I have authored and provided a bill to several lawmakers in Columbia which makes South Carolina a Bill of Rights Sanctuary State. This bill is currently making its way through the legislature. An important (but sadly neglected) role of the state government is to shield its citizens from unconstitutional overreach by the federal government. This overreach can take the form of interference with our 2nd amendment right to keep and bear arms, or with our 1st Amendment rights of free speech and freedom of worship and assembly, and our privacy rights through government intercepting and archiving social media posts and telephone conversations (all of which it is now doing). The state should take an active role in pushing back against any sort of federal overreach, whether or not that overreach is sanctioned by the courts. Our state has the fundamental right, as a sovereign member of the federal system, to determine for itself the proper limits of federal authority. That is why we have the 10th Amendment.
Big Tech, Big Pharma, mainstream media, and the globalists have conspired with the Democrats to stifle, demoralize and erase conservative voices in this great country. That cannot be permitted to continue without aggressive state pushback.
This cannot be tolerated. Legislation must be passed that stops these evil entities from stealing our rights and freedoms through propaganda, rewriting history, censorship, and silencing conservative voices.

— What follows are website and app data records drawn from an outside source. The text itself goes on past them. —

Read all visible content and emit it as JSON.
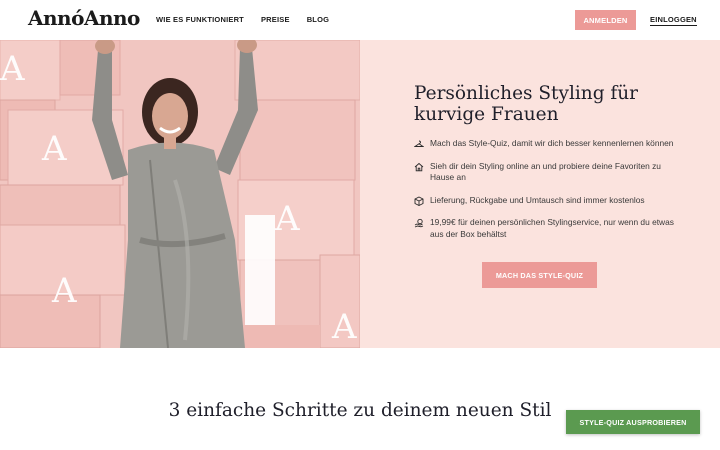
{
  "header": {
    "logo": "AnnóAnno",
    "nav": [
      {
        "label": "WIE ES FUNKTIONIERT"
      },
      {
        "label": "PREISE"
      },
      {
        "label": "BLOG"
      }
    ],
    "login_button": "ANMELDEN",
    "signin_link": "EINLOGGEN"
  },
  "hero": {
    "title_line1": "Persönliches Styling für",
    "title_line2": "kurvige Frauen",
    "features": [
      {
        "icon": "hanger-icon",
        "text": "Mach das Style-Quiz, damit wir dich besser kennenlernen können"
      },
      {
        "icon": "home-icon",
        "text": "Sieh dir dein Styling online an und probiere deine Favoriten zu Hause an"
      },
      {
        "icon": "box-icon",
        "text": "Lieferung, Rückgabe und Umtausch sind immer kostenlos"
      },
      {
        "icon": "coins-icon",
        "text": "19,99€  für deinen persönlichen Stylingservice, nur wenn du etwas aus der Box behältst"
      }
    ],
    "cta": "MACH DAS STYLE-QUIZ",
    "image_box_letters": "A"
  },
  "steps": {
    "title": "3 einfache Schritte zu deinem neuen Stil"
  },
  "sticky_cta": "STYLE-QUIZ AUSPROBIEREN",
  "colors": {
    "accent": "#ec9a97",
    "hero_bg": "#fbe3de",
    "cta_green": "#5b9a50",
    "text_dark": "#1f1f2a"
  }
}
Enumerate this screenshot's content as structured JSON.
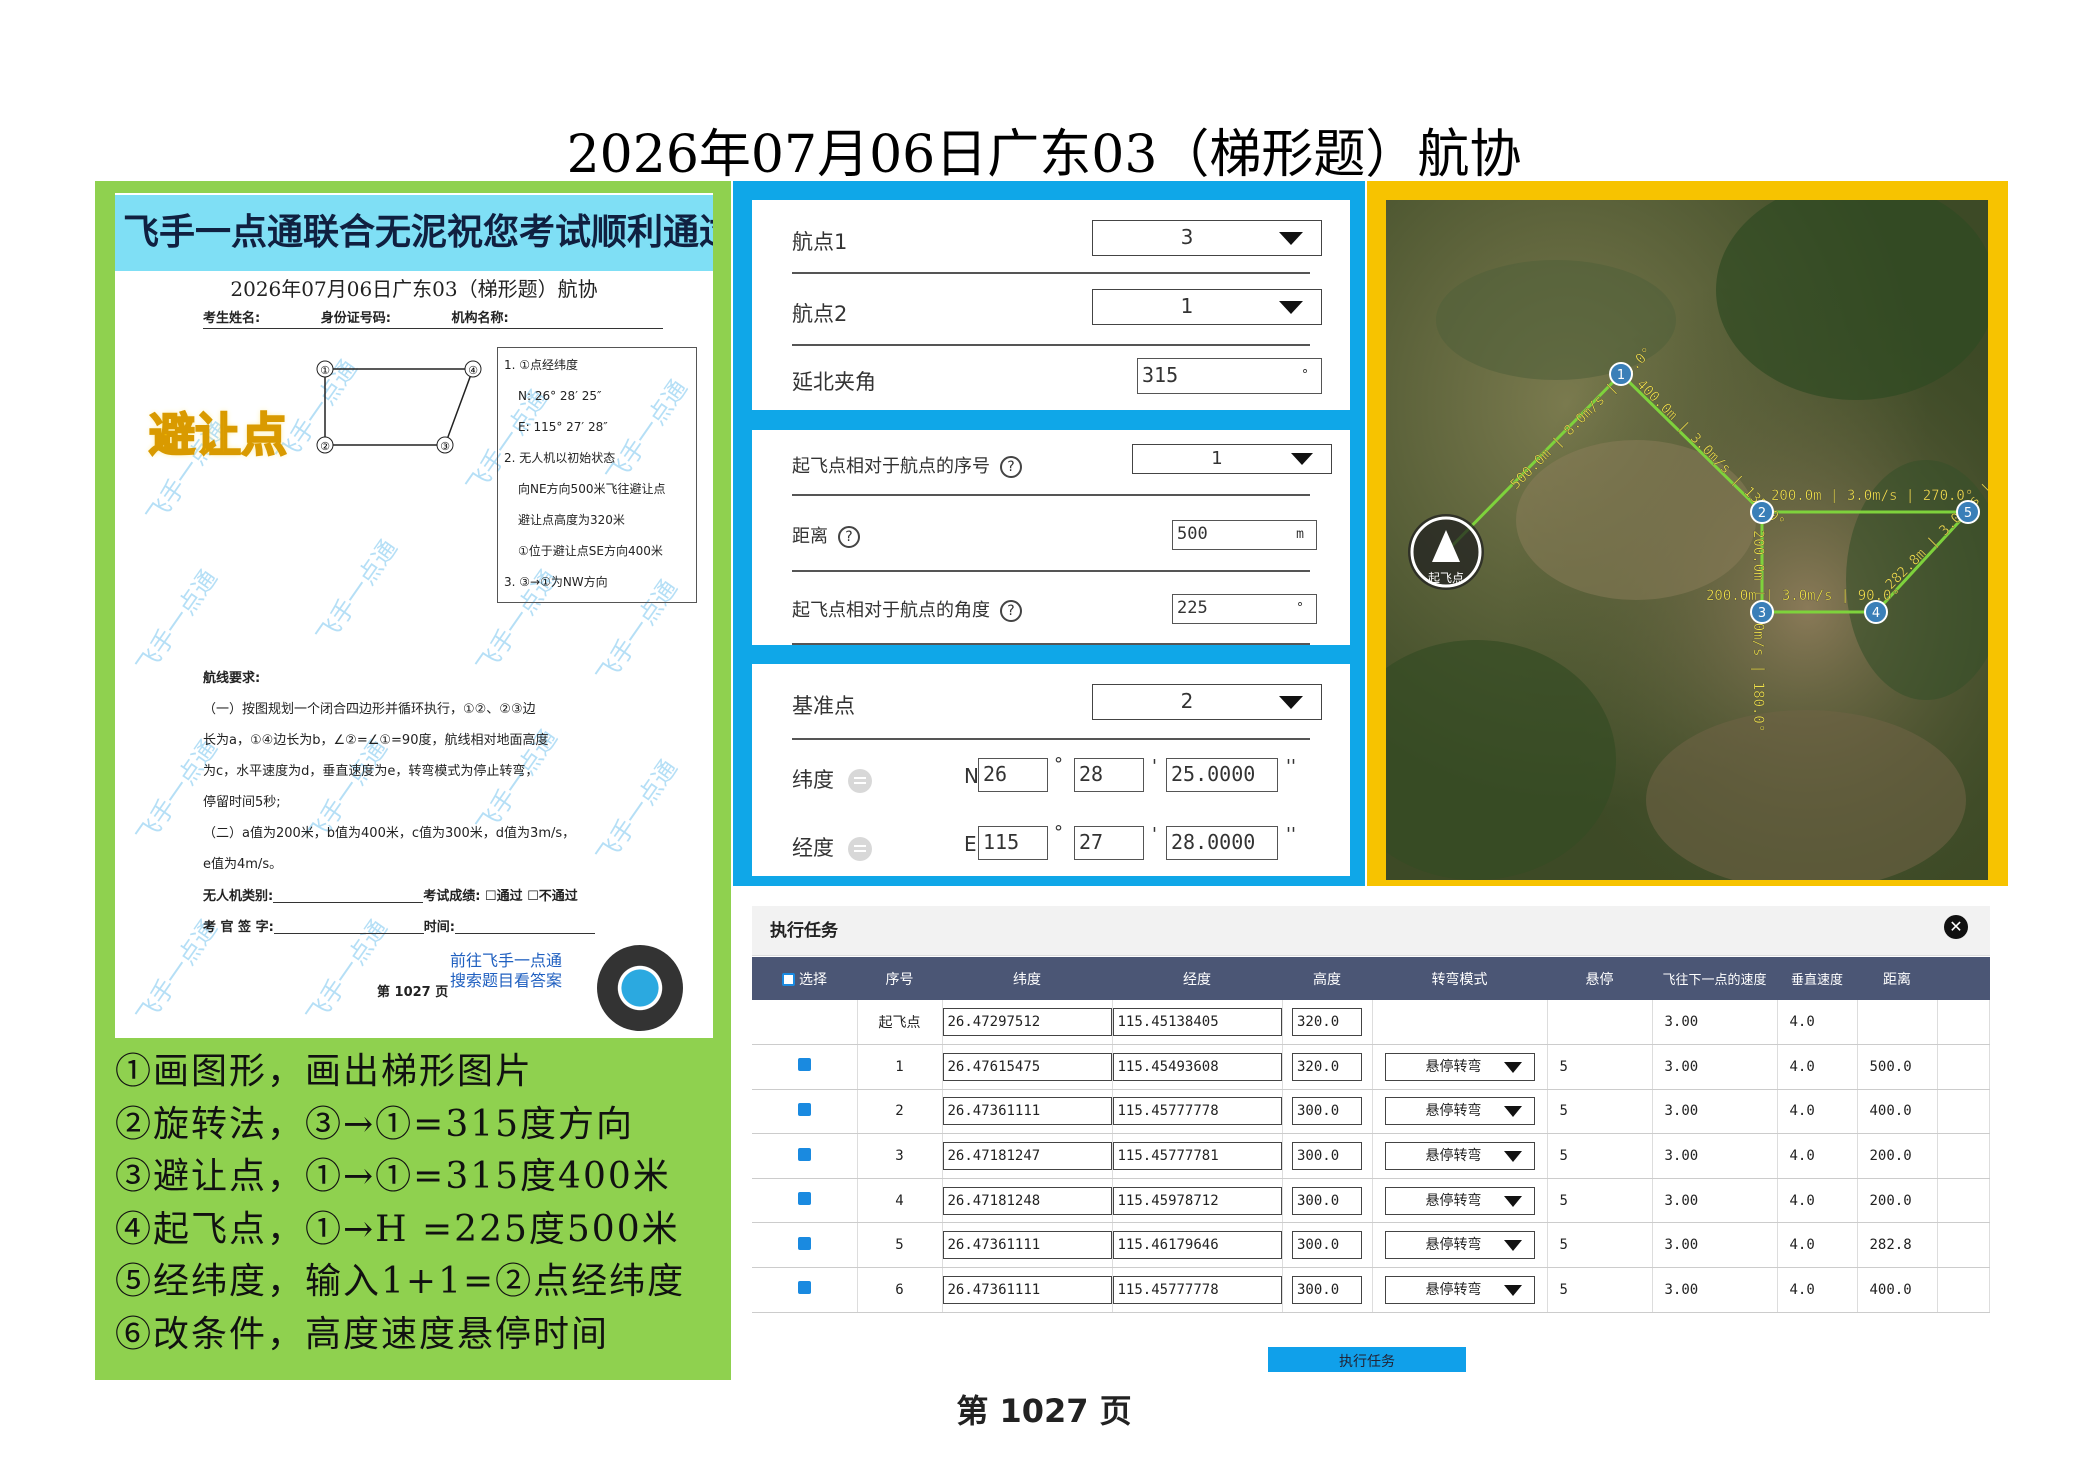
{
  "page": {
    "title": "2026年07月06日广东03（梯形题）航协",
    "footer": "第 1027 页"
  },
  "paper": {
    "banner": "飞手一点通联合无泥祝您考试顺利通过",
    "title": "2026年07月06日广东03（梯形题）航协",
    "fields": [
      "考生姓名:",
      "身份证号码:",
      "机构名称:"
    ],
    "avoid_label": "避让点",
    "watermark": "飞手一点通",
    "diagram_nodes": [
      "①",
      "④",
      "②",
      "③"
    ],
    "requirements": [
      "1. ①点经纬度",
      "N: 26° 28′ 25″",
      "E: 115° 27′ 28″",
      "2. 无人机以初始状态",
      "向NE方向500米飞往避让点",
      "避让点高度为320米",
      "①位于避让点SE方向400米",
      "3. ③→①为NW方向"
    ],
    "route_header": "航线要求:",
    "route_lines": [
      "（一）按图规划一个闭合四边形并循环执行，①②、②③边",
      "长为a，①④边长为b，∠②=∠①=90度，航线相对地面高度",
      "为c，水平速度为d，垂直速度为e，转弯模式为停止转弯，",
      "停留时间5秒;",
      "（二）a值为200米，b值为400米，c值为300米，d值为3m/s，",
      "e值为4m/s。"
    ],
    "sign_row1_a": "无人机类别:",
    "sign_row1_b": "考试成绩: ☐通过  ☐不通过",
    "sign_row2_a": "考 官 签 字:",
    "sign_row2_b": "时间:",
    "promo_line1": "前往飞手一点通",
    "promo_line2": "搜索题目看答案",
    "page_no": "第 1027 页"
  },
  "steps": [
    "①画图形，画出梯形图片",
    "②旋转法，③→①=315度方向",
    "③避让点，①→①=315度400米",
    "④起飞点，①→H =225度500米",
    "⑤经纬度，输入1+1=②点经纬度",
    "⑥改条件，高度速度悬停时间"
  ],
  "card1": {
    "wp1_label": "航点1",
    "wp1_value": "3",
    "wp2_label": "航点2",
    "wp2_value": "1",
    "angle_label": "延北夹角",
    "angle_value": "315",
    "angle_unit": "°"
  },
  "card2": {
    "seq_label": "起飞点相对于航点的序号",
    "seq_value": "1",
    "dist_label": "距离",
    "dist_value": "500",
    "dist_unit": "m",
    "ang_label": "起飞点相对于航点的角度",
    "ang_value": "225",
    "ang_unit": "°",
    "help_icon": "?"
  },
  "card3": {
    "base_label": "基准点",
    "base_value": "2",
    "lat_label": "纬度",
    "lat_hemi": "N",
    "lat_deg": "26",
    "lat_min": "28",
    "lat_sec": "25.0000",
    "lon_label": "经度",
    "lon_hemi": "E",
    "lon_deg": "115",
    "lon_min": "27",
    "lon_sec": "28.0000",
    "deg_sym": "°",
    "min_sym": "'",
    "sec_sym": "''"
  },
  "map": {
    "home_label": "起飞点",
    "waypoints": [
      "1",
      "2",
      "3",
      "4",
      "5"
    ],
    "seg_labels": [
      "500.0m | 8.0m/s | 45.0°",
      "400.0m | 3.0m/s | 135.0°",
      "200.0m | 3.0m/s | 270.0°",
      "200.0m | 3.0m/s | 180.0°",
      "200.0m | 3.0m/s | 90.0°",
      "282.8m | 3.0m/s | 45.0°"
    ]
  },
  "task": {
    "title": "执行任务",
    "close_icon": "✕",
    "columns": [
      "选择",
      "序号",
      "纬度",
      "经度",
      "高度",
      "转弯模式",
      "悬停",
      "飞往下一点的速度",
      "垂直速度",
      "距离"
    ],
    "takeoff": {
      "seq": "起飞点",
      "lat": "26.47297512",
      "lon": "115.45138405",
      "alt": "320.0",
      "speed": "3.00",
      "vspeed": "4.0"
    },
    "rows": [
      {
        "seq": "1",
        "lat": "26.47615475",
        "lon": "115.45493608",
        "alt": "320.0",
        "turn": "悬停转弯",
        "hover": "5",
        "speed": "3.00",
        "vspeed": "4.0",
        "dist": "500.0"
      },
      {
        "seq": "2",
        "lat": "26.47361111",
        "lon": "115.45777778",
        "alt": "300.0",
        "turn": "悬停转弯",
        "hover": "5",
        "speed": "3.00",
        "vspeed": "4.0",
        "dist": "400.0"
      },
      {
        "seq": "3",
        "lat": "26.47181247",
        "lon": "115.45777781",
        "alt": "300.0",
        "turn": "悬停转弯",
        "hover": "5",
        "speed": "3.00",
        "vspeed": "4.0",
        "dist": "200.0"
      },
      {
        "seq": "4",
        "lat": "26.47181248",
        "lon": "115.45978712",
        "alt": "300.0",
        "turn": "悬停转弯",
        "hover": "5",
        "speed": "3.00",
        "vspeed": "4.0",
        "dist": "200.0"
      },
      {
        "seq": "5",
        "lat": "26.47361111",
        "lon": "115.46179646",
        "alt": "300.0",
        "turn": "悬停转弯",
        "hover": "5",
        "speed": "3.00",
        "vspeed": "4.0",
        "dist": "282.8"
      },
      {
        "seq": "6",
        "lat": "26.47361111",
        "lon": "115.45777778",
        "alt": "300.0",
        "turn": "悬停转弯",
        "hover": "5",
        "speed": "3.00",
        "vspeed": "4.0",
        "dist": "400.0"
      }
    ],
    "exec_button": "执行任务"
  },
  "colors": {
    "green_panel": "#8fd14f",
    "blue_panel": "#0fa7e8",
    "yellow_panel": "#f7c300",
    "table_header": "#4b5675"
  }
}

I will seek out and promote innovative ways to prevent Big Tech from stifling our voices on social media, the internet, and over the public airways. The ability to express our opinions, ideas, and protests without fear of reprisal is what our forefathers fought and died for. We must not bow down now and be silent in the face of these depredations.
PROTECT WOMEN'S SPORTS
Nationally, the incursion of biological males into women’s sports has become endemic. Some of them claim to “identify” as females, and some of them take hormone blockers but still have male physiques. This is unfair to girls and young women who have worked hard to excel in their sports, and threatens to eliminate women’s sports entirely. Certainly it undermines the basic purpose of Title IX, and could result in the loss of scholarships for deserving girls.
PROPERTY TAX REFORM
Our system of taxing property based upon its assessed value is driving up taxes and forcing people on fixed incomes out of their homes.
This is a tremendous disservice to the men and women who have worked their whole lives and supported this State with their tax dollars. The prospect of elderly South Carolinians losing their homes to taxes in their retirement years is blatantly unfair and needs to be addressed.
Property taxes are an important and necessary component of the finances of our counties, cities, schools districts, and special purpose (fire and sewer) districts. However, increasing property values have driven up taxes, and the specter of elderly, retired persons losing their homes to tax sales is distressing. Some propose entirely eliminating property taxes on persons older than 65, but I think that would be a mistake. I will propose that tax sales on the primary residence of our elderly citizens be held in abeyance during the remainder of their lives, and that the property taxes accrue (together with interest at a statutory rate) until they move or die, and the taxes become due and payable upon sale or death, and are a statutory debt of the estate.
There are many other issues facing our state which demand attention from the General Assembly. These include:
Ethics Reform: Ethics rules, and their enforcement mechanism, should apply to all public officials, including members of the General Assembly.
Recall: Public officials at all levels who are not performing well should be subject to recall by the electorate, upon petition and public referendum. This will likely require a constitutional amendment.
DHEC: Restructure it, to separate environmental issues from health issues
Term Limits: Elective office should be a public service, not a career. All elected positions in South Carolina (at all levels) should be limited in time.